LaPaz and Marshallberg are the only Russian sturgeon outfits that together have the capacity to produce up to five tons a year. Just a few other small U.S. farms are raising Russian sturgeon. Most Americans haven’t tasted the fish yet, and Barlowe has found the caviar comparable, if not better, to others he’s sampled. He especially likes the dark shade of caviar from LaPaz and Marshallberg: “I would put that up against any caviar anywhere in the world.”
Raising 40,000 to 60,000 of these fish at any given moment takes a lot of effort, and like small businesses in many industries, the two farms face price pressures from less expensive imports, Mader says, taking a bite of fish.
The top threat is China, which currently produces about 35 percent of the world’s supply of caviar and is getting media buzz for its Kaluga Queen brand. Kaluga says it sells 60 tons of caviar annually, compared to the single-ton Mader says the farms may harvest this year, although production could be higher depending on demand.
“As far as our sales go, China is a big challenge,” Won says. Chinese-farmed osetra caviar, imported into the U.S., can sell for as low as US$350 a kilogram (2.2 pounds) wholesale. That price appeals to caviar distributors, the middlemen who in turn sell to restaurants. “We have to sell our product a lot higher than that,” Won says, because of the greater expenses of operating the farms in the U.S.
Costs are also higher here. LaPaz and Marshallberg pay U.S. wages and produce edible commodities in accordance with U.S. regulatory standards. When distributors try to negotiate the price down, Mader reminds them that China’s track record with safety isn’t pristine.
“The quality is probably not as good. We don’t know what’s in it—antibiotics, hormones, chemicals? The regulations aren’t as tough as in the U.S.” Some Chinese producers may use Borax to preserve their caviar, the same substance, I realize, that I have sprinkled under the couch to get rid of fleas my dog brought in.

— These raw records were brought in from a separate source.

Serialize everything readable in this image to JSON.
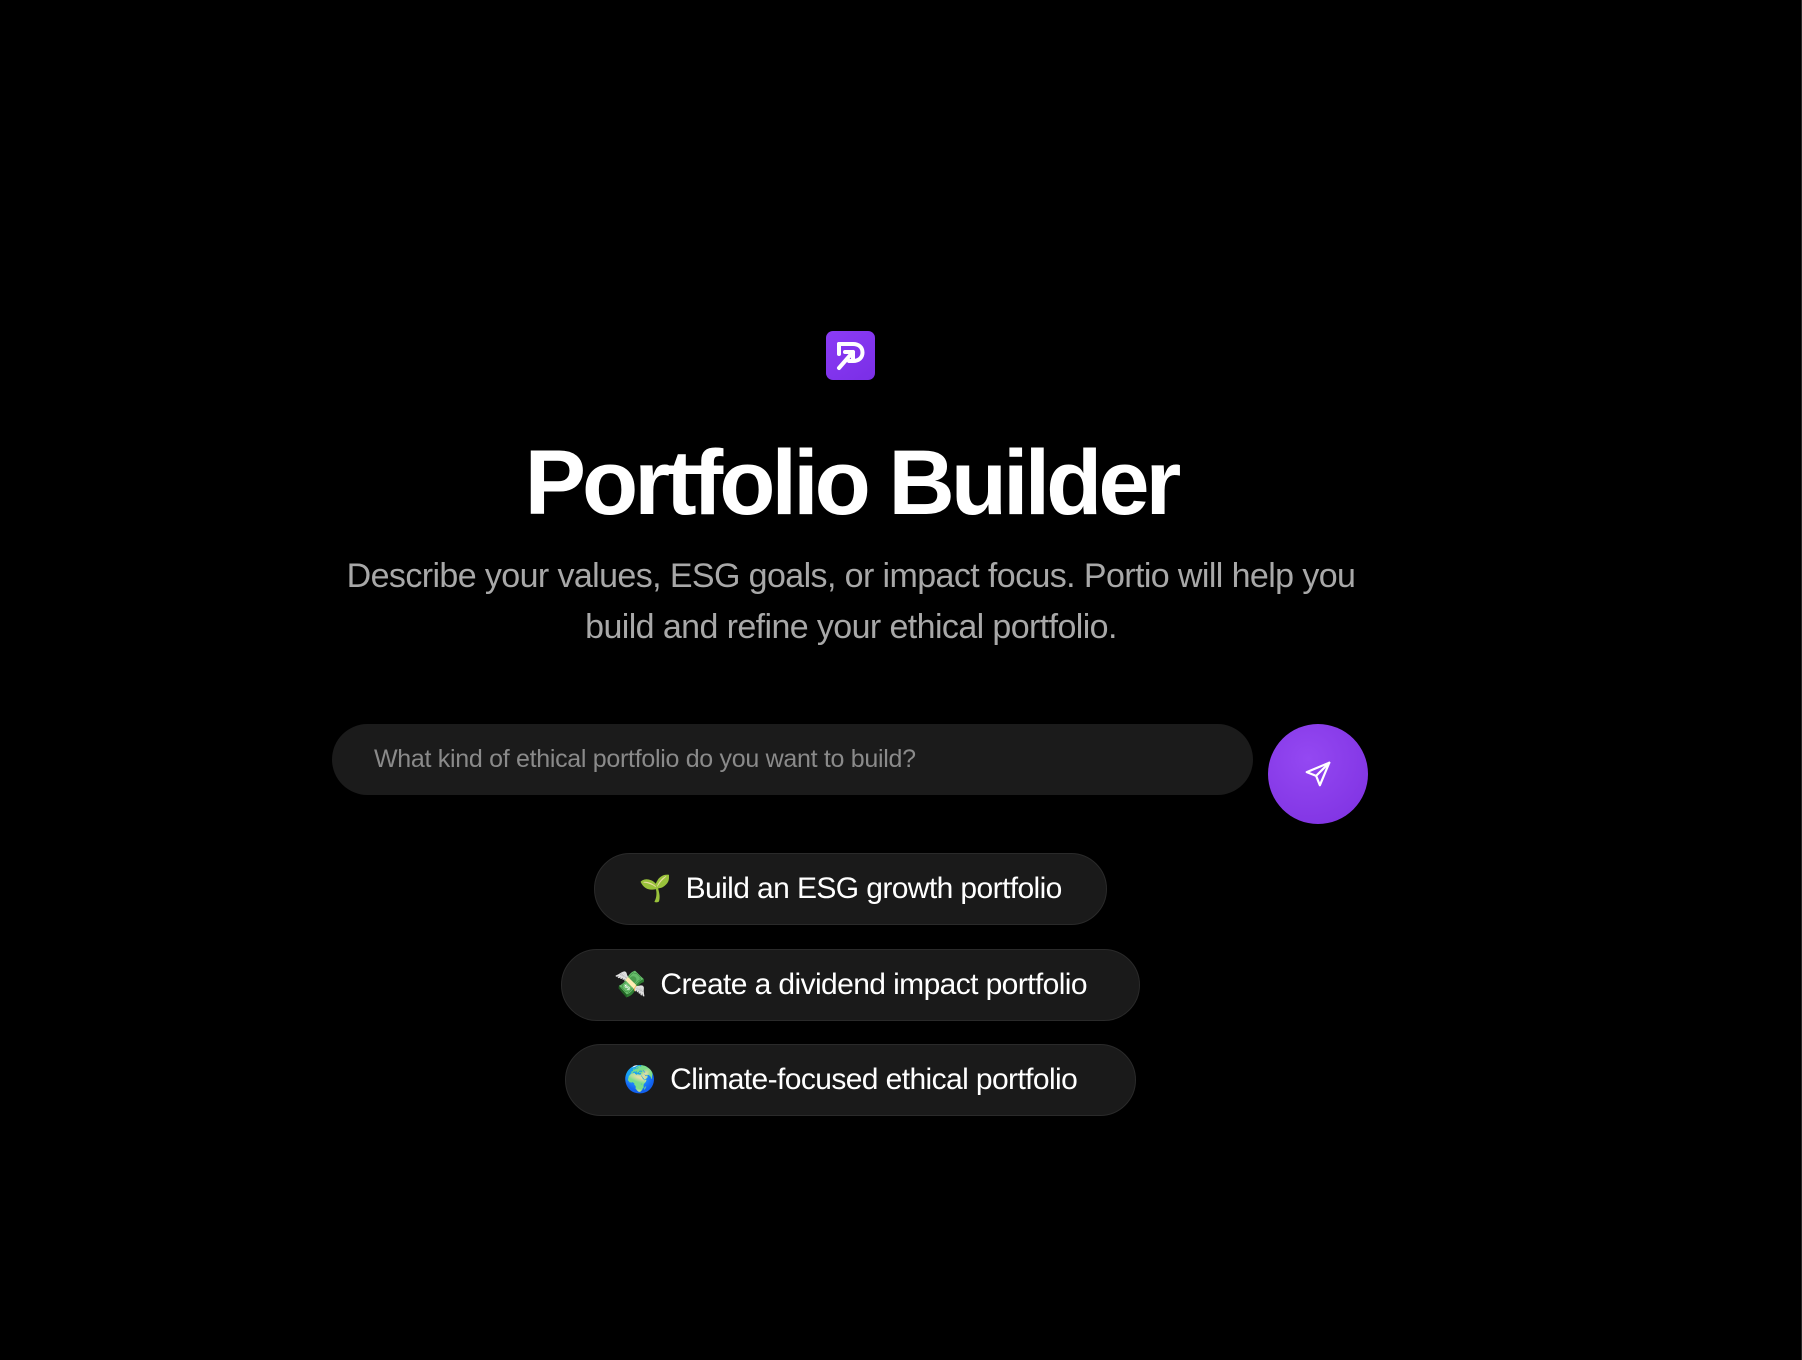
{
  "app": {
    "logo_icon": "portio-logo-icon",
    "accent_color": "#8b3cf5",
    "background_color": "#000000"
  },
  "hero": {
    "title": "Portfolio Builder",
    "subtitle": "Describe your values, ESG goals, or impact focus. Portio will help you build and refine your ethical portfolio."
  },
  "search": {
    "value": "",
    "placeholder": "What kind of ethical portfolio do you want to build?",
    "submit_icon": "send-icon"
  },
  "suggestions": [
    {
      "emoji": "🌱",
      "icon": "seedling-icon",
      "label": "Build an ESG growth portfolio"
    },
    {
      "emoji": "💸",
      "icon": "money-with-wings-icon",
      "label": "Create a dividend impact portfolio"
    },
    {
      "emoji": "🌍",
      "icon": "globe-icon",
      "label": "Climate-focused ethical portfolio"
    }
  ]
}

Mader also cites a controversy that some sturgeon in China may secretly be hybrids rather than pure Russian sturgeon with osetra eggs. Her goal is to work with distributors who value and support the farms as an American business. (The farms are currently negotiating with a major international distributor to carry their caviar.) Ultimately, the goal is 20 percent of sales to chefs and individual shoppers via the website, and 80 percent to distributors.
In recent years, some people have disputed the idea that sturgeon can be farmed humanely. In January 2018, Scottish actor Alan Cumming urged Argyll and Bute Council, a local authority that administers part of Scotland’s southwestern coast and its various islands, to reject plans for Scotland’s first caviar farm at Loch Fyne, a lake already renowned for its oysters and shellfish, and a restaurant on its shore that spawned a successful British seafood chain. (The plans have since been approved.) Cumming is a proponent of vegan caviar made from seaweed as a replacement (he sent the Council some of this alternative as part of his protest).
PETA (People for the Ethical Treatment of Animals) has been an active opponent of aquaculture farms, arguing that the fish lead miserable lives in “severely crowded tanks,” where they “have no option but to swim in endless circles.” The overcrowding and unnatural conditions, PETA charges, makes the fish highly susceptible to stress and aggression.
Won, for her part, says her sturgeon would die if they didn’t have adequate space; she’s proud of the care they receive. “Americans farm everything else. We farm cattle, pigs, chicken. Why are we taking fish from the ocean when we can be farming that, too?”